LCL & PLC Tear

Knee Conditions

What is the LCL and what is the PLC?

The LCL (Lateral Collateral Ligament)  is a thin cord-like ligament that runs on the lateral (outer-side) of the knee from the femur to the top of the fibula (thin strut bone that runs parallel to the tibia).  The LCL is responsible for stabilising the knee in side -to side movements and against varus loads (where the knee goes outwards but the tibia and foot move inwards towards the midline). Ruptures of the LCL are frequently associated with damage to the Posterolateral Corner (PLC) , and often require surgical reconstruction or repair.

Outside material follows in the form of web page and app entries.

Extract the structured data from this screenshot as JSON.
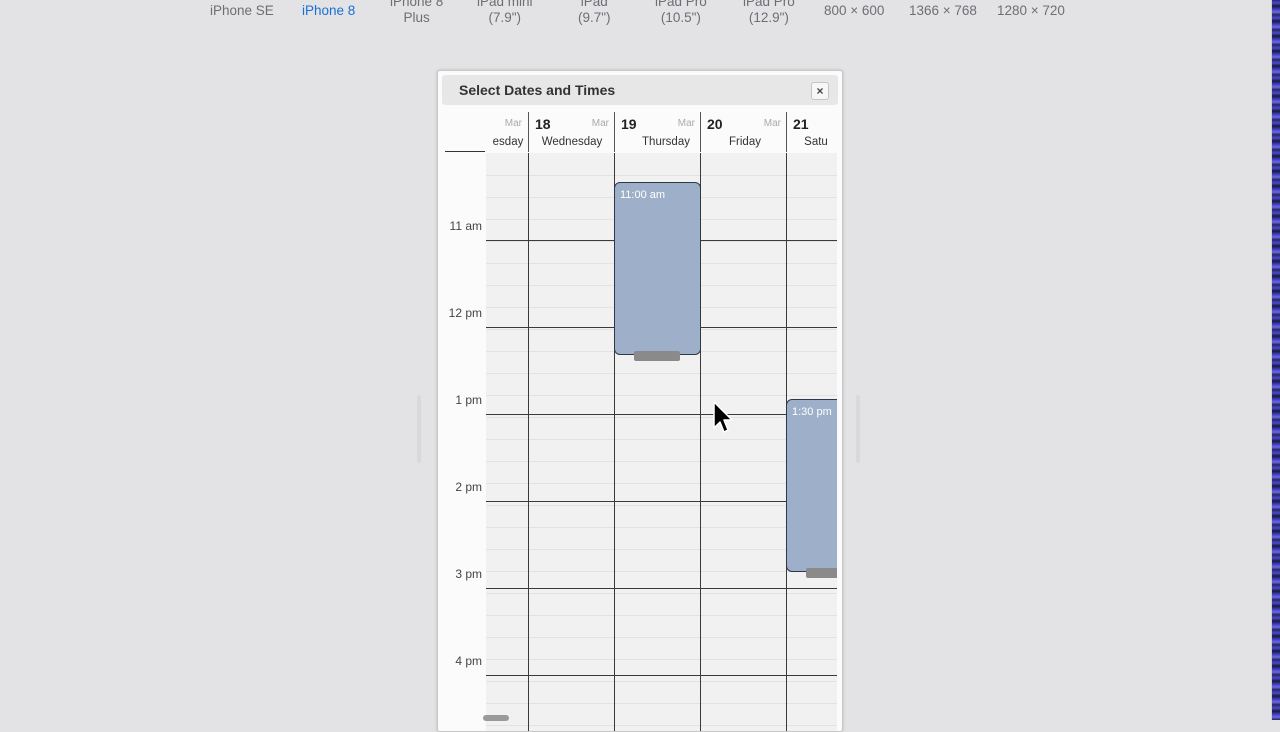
{
  "device_bar": {
    "devices": [
      {
        "line1": "iPhone SE",
        "line2": ""
      },
      {
        "line1": "iPhone 8",
        "line2": ""
      },
      {
        "line1": "iPhone 8",
        "line2": "Plus"
      },
      {
        "line1": "iPad mini",
        "line2": "(7.9\")"
      },
      {
        "line1": "iPad",
        "line2": "(9.7\")"
      },
      {
        "line1": "iPad Pro",
        "line2": "(10.5\")"
      },
      {
        "line1": "iPad Pro",
        "line2": "(12.9\")"
      },
      {
        "line1": "800 × 600",
        "line2": ""
      },
      {
        "line1": "1366 × 768",
        "line2": ""
      },
      {
        "line1": "1280 × 720",
        "line2": ""
      }
    ],
    "selected": "iPhone 8",
    "accent_color": "#1a6fd6"
  },
  "dialog": {
    "title": "Select Dates and Times",
    "close_icon": "×",
    "days": [
      {
        "month": "Mar",
        "num": "",
        "weekday": "esday"
      },
      {
        "month": "Mar",
        "num": "18",
        "weekday": "Wednesday"
      },
      {
        "month": "Mar",
        "num": "19",
        "weekday": "Thursday"
      },
      {
        "month": "Mar",
        "num": "20",
        "weekday": "Friday"
      },
      {
        "month": "",
        "num": "21",
        "weekday": "Satu"
      }
    ],
    "time_labels": [
      "11 am",
      "12 pm",
      "1 pm",
      "2 pm",
      "3 pm",
      "4 pm"
    ],
    "events": [
      {
        "time": "11:00 am",
        "day": "Thursday",
        "color": "#9eb0c9"
      },
      {
        "time": "1:30 pm",
        "day": "Saturday",
        "color": "#9eb0c9"
      }
    ]
  }
}
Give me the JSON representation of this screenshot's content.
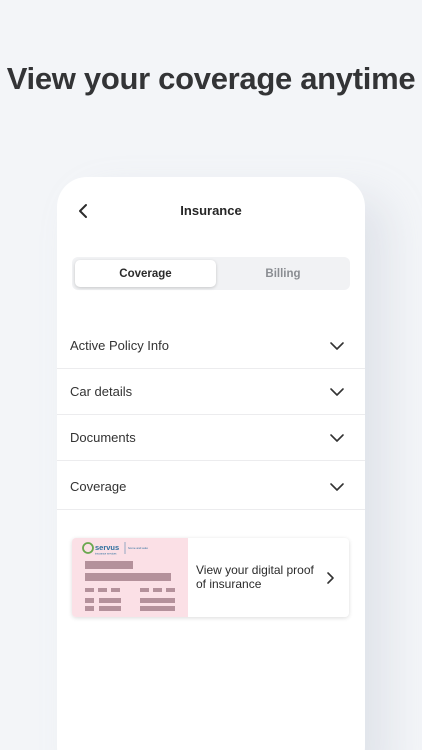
{
  "headline": "View your coverage anytime",
  "nav": {
    "back_icon": "chevron-left-icon",
    "title": "Insurance"
  },
  "tabs": [
    {
      "label": "Coverage",
      "active": true
    },
    {
      "label": "Billing",
      "active": false
    }
  ],
  "accordion": [
    {
      "label": "Active Policy Info",
      "icon": "chevron-down-icon"
    },
    {
      "label": "Car details",
      "icon": "chevron-down-icon"
    },
    {
      "label": "Documents",
      "icon": "chevron-down-icon"
    },
    {
      "label": "Coverage",
      "icon": "chevron-down-icon"
    }
  ],
  "proof_card": {
    "brand": "servus",
    "brand_sub": "insurance services",
    "brand_tag": "home and auto",
    "text": "View your digital proof of insurance",
    "icon": "chevron-right-icon"
  },
  "colors": {
    "background": "#f3f5f8",
    "card_thumb": "#fbe0e6",
    "brand_green": "#6aa84f",
    "brand_blue": "#2e6f9e"
  }
}
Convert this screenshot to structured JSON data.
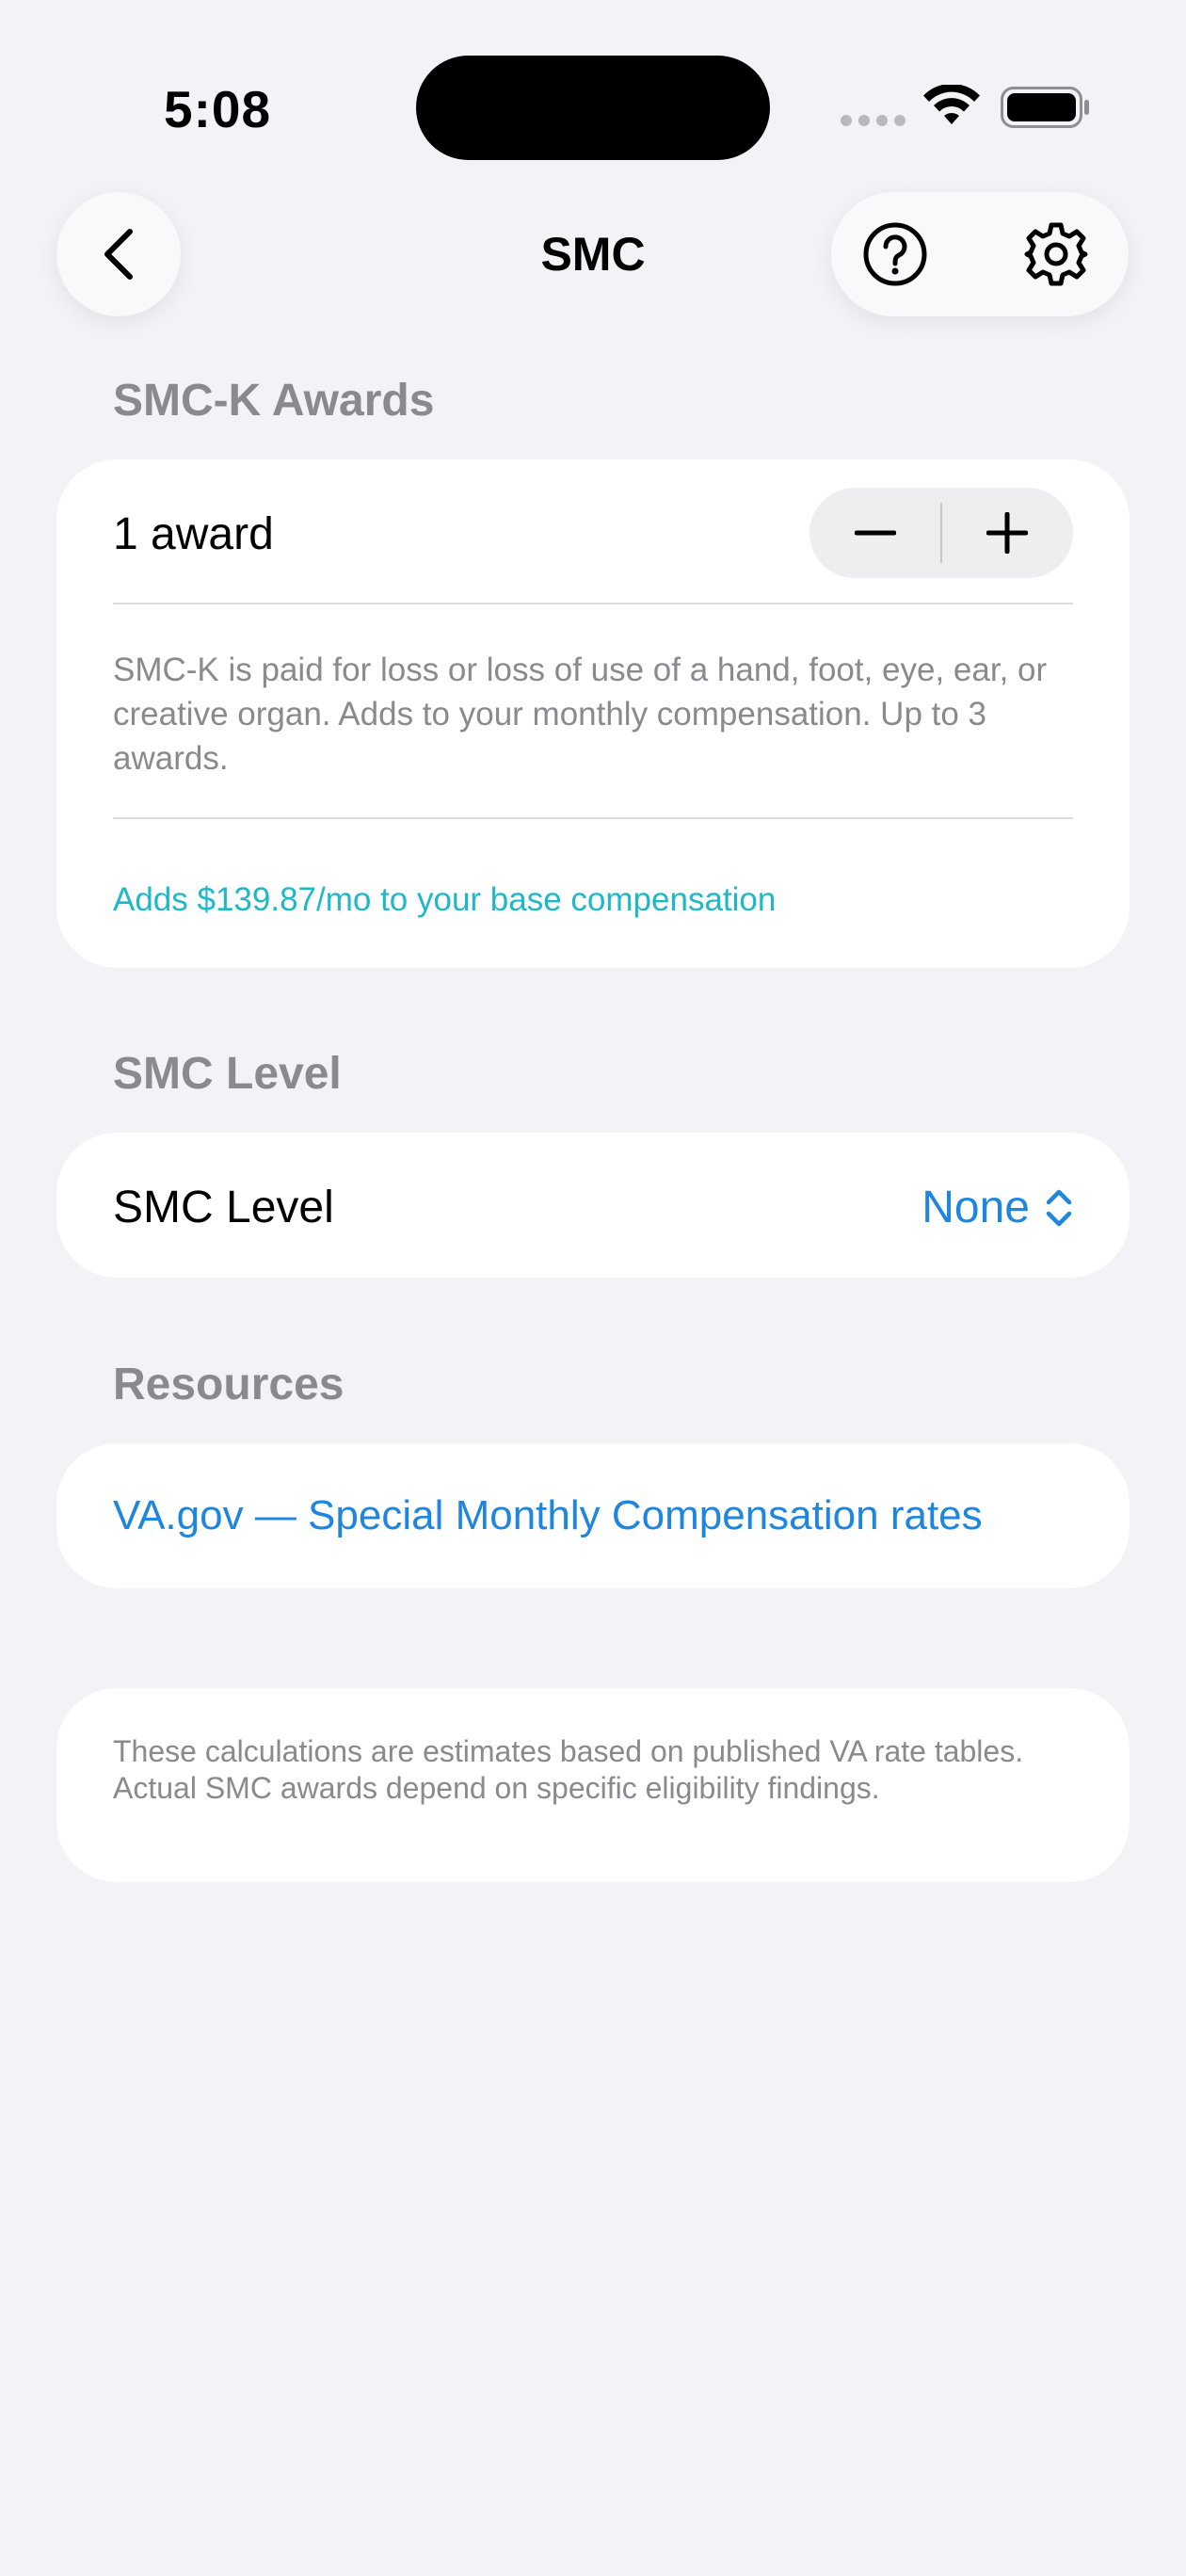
{
  "status_bar": {
    "time": "5:08"
  },
  "nav": {
    "title": "SMC",
    "back_icon": "chevron-left-icon",
    "help_icon": "question-circle-icon",
    "settings_icon": "gear-icon"
  },
  "smck": {
    "header": "SMC-K Awards",
    "award_label": "1 award",
    "award_count": 1,
    "description": "SMC-K is paid for loss or loss of use of a hand, foot, eye, ear, or creative organ. Adds to your monthly compensation. Up to 3 awards.",
    "adds_text": "Adds $139.87/mo to your base compensation"
  },
  "smc_level": {
    "header": "SMC Level",
    "label": "SMC Level",
    "value": "None"
  },
  "resources": {
    "header": "Resources",
    "link": "VA.gov — Special Monthly Compensation rates"
  },
  "disclaimer": {
    "text": "These calculations are estimates based on published VA rate tables. Actual SMC awards depend on specific eligibility findings."
  },
  "colors": {
    "background": "#f2f2f7",
    "accent_blue": "#1f86e0",
    "accent_teal": "#1fb8c9",
    "secondary_text": "#8a8a8e"
  }
}
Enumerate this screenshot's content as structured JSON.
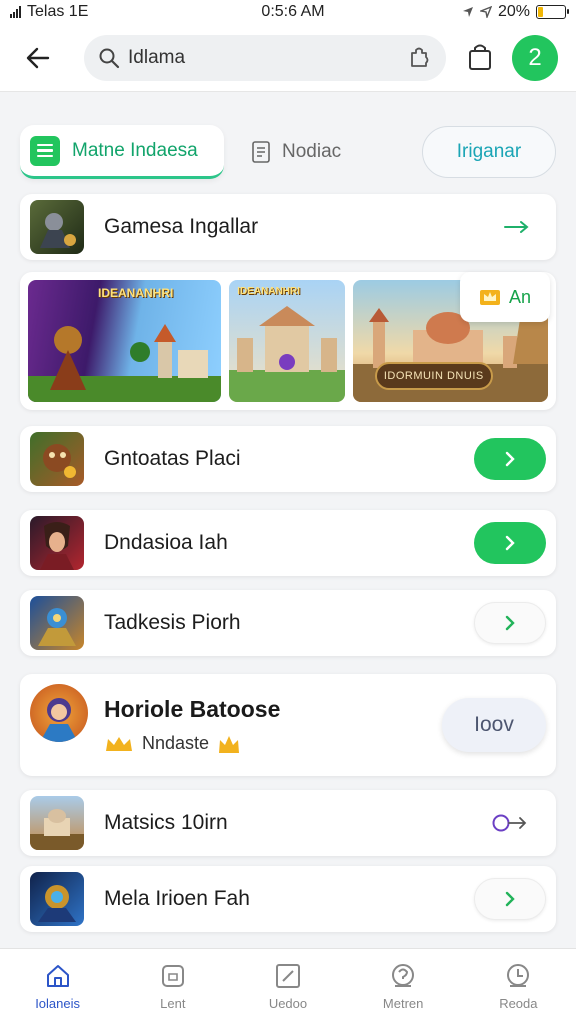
{
  "status_bar": {
    "carrier": "Telas 1E",
    "time": "0:5:6 AM",
    "battery_percent": "20%",
    "battery_level": 0.2
  },
  "header": {
    "search_value": "Idlama",
    "avatar_text": "2"
  },
  "tabs": {
    "active_label": "Matne Indaesa",
    "second_label": "Nodiac",
    "pill_label": "Iriganar"
  },
  "list": {
    "first_item": "Gamesa Ingallar",
    "banner_top_text": "IDEANANHRI",
    "banner_caption": "IDORMUIN DNUIS",
    "banner_badge_label": "An",
    "items": [
      {
        "title": "Gntoatas Placi",
        "action": "green"
      },
      {
        "title": "Dndasioa Iah",
        "action": "green"
      },
      {
        "title": "Tadkesis Piorh",
        "action": "white"
      }
    ],
    "featured": {
      "title": "Horiole Batoose",
      "subtitle": "Nndaste",
      "button_label": "Ioov"
    },
    "items_after": [
      {
        "title": "Matsics 10irn",
        "action": "circle"
      },
      {
        "title": "Mela Irioen Fah",
        "action": "white"
      }
    ]
  },
  "bottom_nav": [
    {
      "label": "Iolaneis",
      "icon": "home-icon",
      "active": true
    },
    {
      "label": "Lent",
      "icon": "shield-icon",
      "active": false
    },
    {
      "label": "Uedoo",
      "icon": "edit-icon",
      "active": false
    },
    {
      "label": "Metren",
      "icon": "question-icon",
      "active": false
    },
    {
      "label": "Reoda",
      "icon": "clock-icon",
      "active": false
    }
  ],
  "colors": {
    "accent_green": "#22c55e",
    "active_tab_text": "#12a46b",
    "nav_active": "#2c55c8"
  }
}
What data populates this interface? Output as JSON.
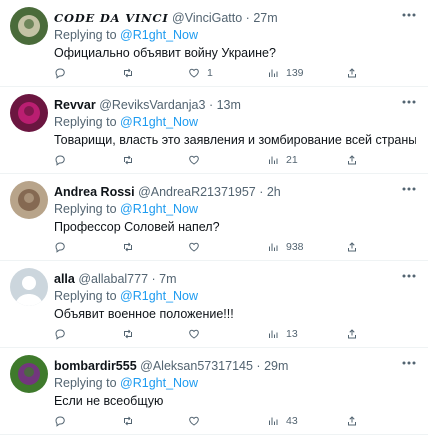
{
  "tweets": [
    {
      "display_name": "CODE DA VINCI",
      "name_style": "stylized",
      "handle": "@VinciGatto",
      "separator": "·",
      "time": "27m",
      "replying_prefix": "Replying to",
      "replying_to": "@R1ght_Now",
      "text": "Официально объявит войну Украине?",
      "avatar_colors": [
        "#4a6b3a",
        "#d9d2b8"
      ],
      "counts": {
        "replies": "",
        "retweets": "",
        "likes": "1",
        "views": "139"
      }
    },
    {
      "display_name": "Revvar",
      "name_style": "normal",
      "handle": "@ReviksVardanja3",
      "separator": "·",
      "time": "13m",
      "replying_prefix": "Replying to",
      "replying_to": "@R1ght_Now",
      "text": "Товарищи, власть это заявления и зомбирование всей страны.",
      "avatar_colors": [
        "#6b1640",
        "#c8207a"
      ],
      "counts": {
        "replies": "",
        "retweets": "",
        "likes": "",
        "views": "21"
      }
    },
    {
      "display_name": "Andrea Rossi",
      "name_style": "normal",
      "handle": "@AndreaR21371957",
      "separator": "·",
      "time": "2h",
      "replying_prefix": "Replying to",
      "replying_to": "@R1ght_Now",
      "text": "Профессор Соловей напел?",
      "avatar_colors": [
        "#b8a48a",
        "#7b5f48"
      ],
      "counts": {
        "replies": "",
        "retweets": "",
        "likes": "",
        "views": "938"
      }
    },
    {
      "display_name": "alla",
      "name_style": "normal",
      "handle": "@allabal777",
      "separator": "·",
      "time": "7m",
      "replying_prefix": "Replying to",
      "replying_to": "@R1ght_Now",
      "text": "Объявит военное положение!!!",
      "avatar_colors": [
        "#ccd6dd",
        "#ffffff"
      ],
      "counts": {
        "replies": "",
        "retweets": "",
        "likes": "",
        "views": "13"
      }
    },
    {
      "display_name": "bombardir555",
      "name_style": "normal",
      "handle": "@Aleksan57317145",
      "separator": "·",
      "time": "29m",
      "replying_prefix": "Replying to",
      "replying_to": "@R1ght_Now",
      "text": "Если не всеобщую",
      "avatar_colors": [
        "#3f7a2c",
        "#7b2a8c"
      ],
      "counts": {
        "replies": "",
        "retweets": "",
        "likes": "",
        "views": "43"
      }
    }
  ],
  "colors": {
    "accent": "#1d9bf0",
    "muted": "#536471",
    "text": "#0f1419",
    "divider": "#eff3f4"
  }
}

A missed PLC tear may be a reason for a poor outcome after isolated reconstruction of the ACL, as the ACL reconstruction on its own will not correct the rotational instability caused by deficiency of the PLC. PLC injuries also occur frequently in association with PCL injuries. Deficiency of the PLC with significant rotational instability is an indication for surgical reconstruction.

LCL and PLC Repair Page